WHAT THE EXERCISE ASKS -
Isolate every line in the records below with "this" in it.

INPUT -
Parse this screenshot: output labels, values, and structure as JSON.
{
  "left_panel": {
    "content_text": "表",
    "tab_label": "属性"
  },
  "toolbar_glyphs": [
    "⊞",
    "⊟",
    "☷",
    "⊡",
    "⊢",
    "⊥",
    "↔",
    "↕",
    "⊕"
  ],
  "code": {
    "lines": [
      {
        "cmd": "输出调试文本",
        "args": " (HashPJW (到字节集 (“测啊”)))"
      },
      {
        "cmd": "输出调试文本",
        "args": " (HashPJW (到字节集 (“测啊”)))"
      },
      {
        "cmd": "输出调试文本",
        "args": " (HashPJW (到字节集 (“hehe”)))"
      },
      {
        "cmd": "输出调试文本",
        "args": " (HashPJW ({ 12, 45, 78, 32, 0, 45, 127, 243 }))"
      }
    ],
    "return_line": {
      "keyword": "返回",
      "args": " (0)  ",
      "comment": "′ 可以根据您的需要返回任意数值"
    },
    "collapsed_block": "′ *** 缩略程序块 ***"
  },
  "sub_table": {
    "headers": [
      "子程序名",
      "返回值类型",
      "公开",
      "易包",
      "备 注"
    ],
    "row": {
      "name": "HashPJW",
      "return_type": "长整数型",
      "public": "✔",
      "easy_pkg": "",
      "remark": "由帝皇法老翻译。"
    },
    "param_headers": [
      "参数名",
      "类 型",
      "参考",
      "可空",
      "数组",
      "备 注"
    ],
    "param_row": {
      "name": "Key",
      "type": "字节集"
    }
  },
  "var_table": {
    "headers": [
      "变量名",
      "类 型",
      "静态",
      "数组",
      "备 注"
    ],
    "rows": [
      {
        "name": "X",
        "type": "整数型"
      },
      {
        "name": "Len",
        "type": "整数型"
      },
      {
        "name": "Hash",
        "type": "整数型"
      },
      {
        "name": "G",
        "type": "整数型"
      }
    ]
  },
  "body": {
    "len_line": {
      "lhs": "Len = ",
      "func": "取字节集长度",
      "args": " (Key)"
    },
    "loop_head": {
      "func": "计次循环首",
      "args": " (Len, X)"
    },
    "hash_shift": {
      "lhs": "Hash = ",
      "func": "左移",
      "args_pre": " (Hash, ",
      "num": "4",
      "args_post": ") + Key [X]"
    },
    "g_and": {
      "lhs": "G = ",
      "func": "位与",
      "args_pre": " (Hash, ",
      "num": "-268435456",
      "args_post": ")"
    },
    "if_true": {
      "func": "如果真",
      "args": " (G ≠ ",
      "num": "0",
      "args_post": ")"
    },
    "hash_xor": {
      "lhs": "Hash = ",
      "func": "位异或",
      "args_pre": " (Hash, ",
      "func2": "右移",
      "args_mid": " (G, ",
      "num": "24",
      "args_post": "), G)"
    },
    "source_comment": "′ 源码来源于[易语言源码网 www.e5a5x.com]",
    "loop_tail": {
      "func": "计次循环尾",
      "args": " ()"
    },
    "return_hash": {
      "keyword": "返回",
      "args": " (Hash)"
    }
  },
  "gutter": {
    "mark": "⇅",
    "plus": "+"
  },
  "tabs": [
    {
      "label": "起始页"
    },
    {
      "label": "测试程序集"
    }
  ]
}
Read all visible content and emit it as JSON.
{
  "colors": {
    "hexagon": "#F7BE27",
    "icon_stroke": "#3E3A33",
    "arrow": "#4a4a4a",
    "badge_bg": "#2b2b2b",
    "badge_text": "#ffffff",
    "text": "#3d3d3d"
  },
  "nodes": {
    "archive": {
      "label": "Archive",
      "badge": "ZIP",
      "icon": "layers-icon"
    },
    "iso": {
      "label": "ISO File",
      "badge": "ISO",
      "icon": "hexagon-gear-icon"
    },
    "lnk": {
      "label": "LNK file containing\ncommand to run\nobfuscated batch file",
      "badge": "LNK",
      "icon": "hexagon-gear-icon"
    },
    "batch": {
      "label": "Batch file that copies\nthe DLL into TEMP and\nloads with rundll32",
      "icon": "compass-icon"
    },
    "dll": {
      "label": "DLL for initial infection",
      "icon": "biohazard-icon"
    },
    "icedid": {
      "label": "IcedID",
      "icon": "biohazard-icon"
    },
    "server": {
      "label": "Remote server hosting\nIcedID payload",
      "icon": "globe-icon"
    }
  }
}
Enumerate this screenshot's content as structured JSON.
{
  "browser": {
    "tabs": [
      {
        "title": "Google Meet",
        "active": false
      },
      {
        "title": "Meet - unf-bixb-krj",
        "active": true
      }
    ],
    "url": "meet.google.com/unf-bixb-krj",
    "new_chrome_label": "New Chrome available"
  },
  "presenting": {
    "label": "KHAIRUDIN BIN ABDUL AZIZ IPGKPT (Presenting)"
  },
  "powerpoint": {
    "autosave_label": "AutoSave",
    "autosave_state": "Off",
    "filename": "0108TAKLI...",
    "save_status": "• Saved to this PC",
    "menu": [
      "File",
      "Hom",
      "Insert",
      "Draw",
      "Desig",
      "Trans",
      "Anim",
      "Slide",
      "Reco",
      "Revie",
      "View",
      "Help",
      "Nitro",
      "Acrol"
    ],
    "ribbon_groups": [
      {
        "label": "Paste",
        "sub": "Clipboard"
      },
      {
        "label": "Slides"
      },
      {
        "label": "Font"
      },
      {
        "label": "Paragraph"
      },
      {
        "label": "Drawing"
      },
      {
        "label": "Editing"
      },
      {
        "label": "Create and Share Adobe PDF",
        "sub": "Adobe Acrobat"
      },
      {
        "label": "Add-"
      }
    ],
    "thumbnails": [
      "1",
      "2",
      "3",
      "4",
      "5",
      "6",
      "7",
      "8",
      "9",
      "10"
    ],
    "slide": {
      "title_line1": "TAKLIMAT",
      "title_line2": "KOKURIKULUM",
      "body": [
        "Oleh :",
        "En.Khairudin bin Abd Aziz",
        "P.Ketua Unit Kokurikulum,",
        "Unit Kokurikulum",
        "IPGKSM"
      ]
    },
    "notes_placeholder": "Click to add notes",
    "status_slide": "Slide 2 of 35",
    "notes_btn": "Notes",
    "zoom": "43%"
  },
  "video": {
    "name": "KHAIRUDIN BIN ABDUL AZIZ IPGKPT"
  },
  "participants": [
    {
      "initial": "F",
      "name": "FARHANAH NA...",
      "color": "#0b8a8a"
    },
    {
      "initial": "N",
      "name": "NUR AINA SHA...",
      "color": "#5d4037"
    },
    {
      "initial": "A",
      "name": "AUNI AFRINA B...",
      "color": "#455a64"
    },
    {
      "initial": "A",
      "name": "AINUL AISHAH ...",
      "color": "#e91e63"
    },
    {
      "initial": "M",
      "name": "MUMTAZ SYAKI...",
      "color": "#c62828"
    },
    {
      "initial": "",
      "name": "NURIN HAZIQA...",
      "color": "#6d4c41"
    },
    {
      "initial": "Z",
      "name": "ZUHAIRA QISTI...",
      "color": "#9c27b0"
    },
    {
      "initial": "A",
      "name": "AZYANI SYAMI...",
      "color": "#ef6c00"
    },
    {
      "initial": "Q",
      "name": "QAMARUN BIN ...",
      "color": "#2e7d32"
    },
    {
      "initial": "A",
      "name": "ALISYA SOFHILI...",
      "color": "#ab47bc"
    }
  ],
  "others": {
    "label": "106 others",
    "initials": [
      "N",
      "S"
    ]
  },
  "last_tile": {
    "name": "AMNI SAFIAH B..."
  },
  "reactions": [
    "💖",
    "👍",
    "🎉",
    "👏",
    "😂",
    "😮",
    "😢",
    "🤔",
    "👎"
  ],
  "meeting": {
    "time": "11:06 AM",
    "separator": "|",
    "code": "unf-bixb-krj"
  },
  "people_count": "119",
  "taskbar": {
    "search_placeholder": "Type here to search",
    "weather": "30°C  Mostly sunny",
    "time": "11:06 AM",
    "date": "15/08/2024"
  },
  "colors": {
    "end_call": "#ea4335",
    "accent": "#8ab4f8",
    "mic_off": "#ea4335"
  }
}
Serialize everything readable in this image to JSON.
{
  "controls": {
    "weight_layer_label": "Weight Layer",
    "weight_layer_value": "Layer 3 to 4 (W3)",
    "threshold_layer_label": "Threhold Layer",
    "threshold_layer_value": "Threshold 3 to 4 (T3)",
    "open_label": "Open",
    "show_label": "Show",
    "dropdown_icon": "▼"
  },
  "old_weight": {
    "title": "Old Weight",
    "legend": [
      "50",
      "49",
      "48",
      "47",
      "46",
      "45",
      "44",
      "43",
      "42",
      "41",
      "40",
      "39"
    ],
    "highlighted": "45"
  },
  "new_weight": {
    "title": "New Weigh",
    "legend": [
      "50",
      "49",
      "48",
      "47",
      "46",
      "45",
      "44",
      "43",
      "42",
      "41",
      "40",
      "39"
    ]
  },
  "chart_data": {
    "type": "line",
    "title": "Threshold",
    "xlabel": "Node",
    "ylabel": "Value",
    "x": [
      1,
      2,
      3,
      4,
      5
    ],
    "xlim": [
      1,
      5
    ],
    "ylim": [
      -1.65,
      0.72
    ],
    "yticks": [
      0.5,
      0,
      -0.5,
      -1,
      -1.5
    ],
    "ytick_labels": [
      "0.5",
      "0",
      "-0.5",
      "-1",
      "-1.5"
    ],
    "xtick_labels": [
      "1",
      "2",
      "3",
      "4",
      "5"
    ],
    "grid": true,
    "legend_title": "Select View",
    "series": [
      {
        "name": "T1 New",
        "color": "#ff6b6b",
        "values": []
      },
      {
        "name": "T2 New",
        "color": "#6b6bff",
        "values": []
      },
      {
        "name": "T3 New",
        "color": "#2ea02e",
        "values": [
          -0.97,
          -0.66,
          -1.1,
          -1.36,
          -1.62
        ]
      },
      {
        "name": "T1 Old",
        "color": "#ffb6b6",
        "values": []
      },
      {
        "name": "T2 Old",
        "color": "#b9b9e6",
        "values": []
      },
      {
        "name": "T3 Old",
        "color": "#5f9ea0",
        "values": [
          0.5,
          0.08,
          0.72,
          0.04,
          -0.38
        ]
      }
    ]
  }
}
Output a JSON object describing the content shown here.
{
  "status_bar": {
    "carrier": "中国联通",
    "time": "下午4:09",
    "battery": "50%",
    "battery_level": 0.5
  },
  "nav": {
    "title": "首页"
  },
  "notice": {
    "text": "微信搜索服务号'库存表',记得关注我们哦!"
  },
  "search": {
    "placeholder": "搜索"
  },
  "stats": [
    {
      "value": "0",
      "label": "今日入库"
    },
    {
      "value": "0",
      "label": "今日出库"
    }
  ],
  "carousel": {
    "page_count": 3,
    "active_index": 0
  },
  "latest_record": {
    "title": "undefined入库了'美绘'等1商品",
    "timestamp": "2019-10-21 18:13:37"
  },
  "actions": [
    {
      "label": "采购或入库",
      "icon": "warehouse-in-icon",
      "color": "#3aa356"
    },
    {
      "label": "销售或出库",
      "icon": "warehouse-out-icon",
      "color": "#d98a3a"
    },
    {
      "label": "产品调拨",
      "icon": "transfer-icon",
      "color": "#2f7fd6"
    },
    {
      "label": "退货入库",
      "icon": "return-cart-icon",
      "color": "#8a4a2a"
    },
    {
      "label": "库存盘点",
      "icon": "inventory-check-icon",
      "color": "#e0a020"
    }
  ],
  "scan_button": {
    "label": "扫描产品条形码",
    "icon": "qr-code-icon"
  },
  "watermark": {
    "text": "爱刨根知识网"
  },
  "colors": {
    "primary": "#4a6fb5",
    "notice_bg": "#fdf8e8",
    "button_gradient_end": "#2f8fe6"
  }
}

ANSWER TO THE PROBLEM -
Parse this screenshot: output labels, values, and structure as JSON.
Enumerate this screenshot's content as structured JSON.
    "save_status": "• Saved to this PC",
Serialize everything readable in this image to JSON.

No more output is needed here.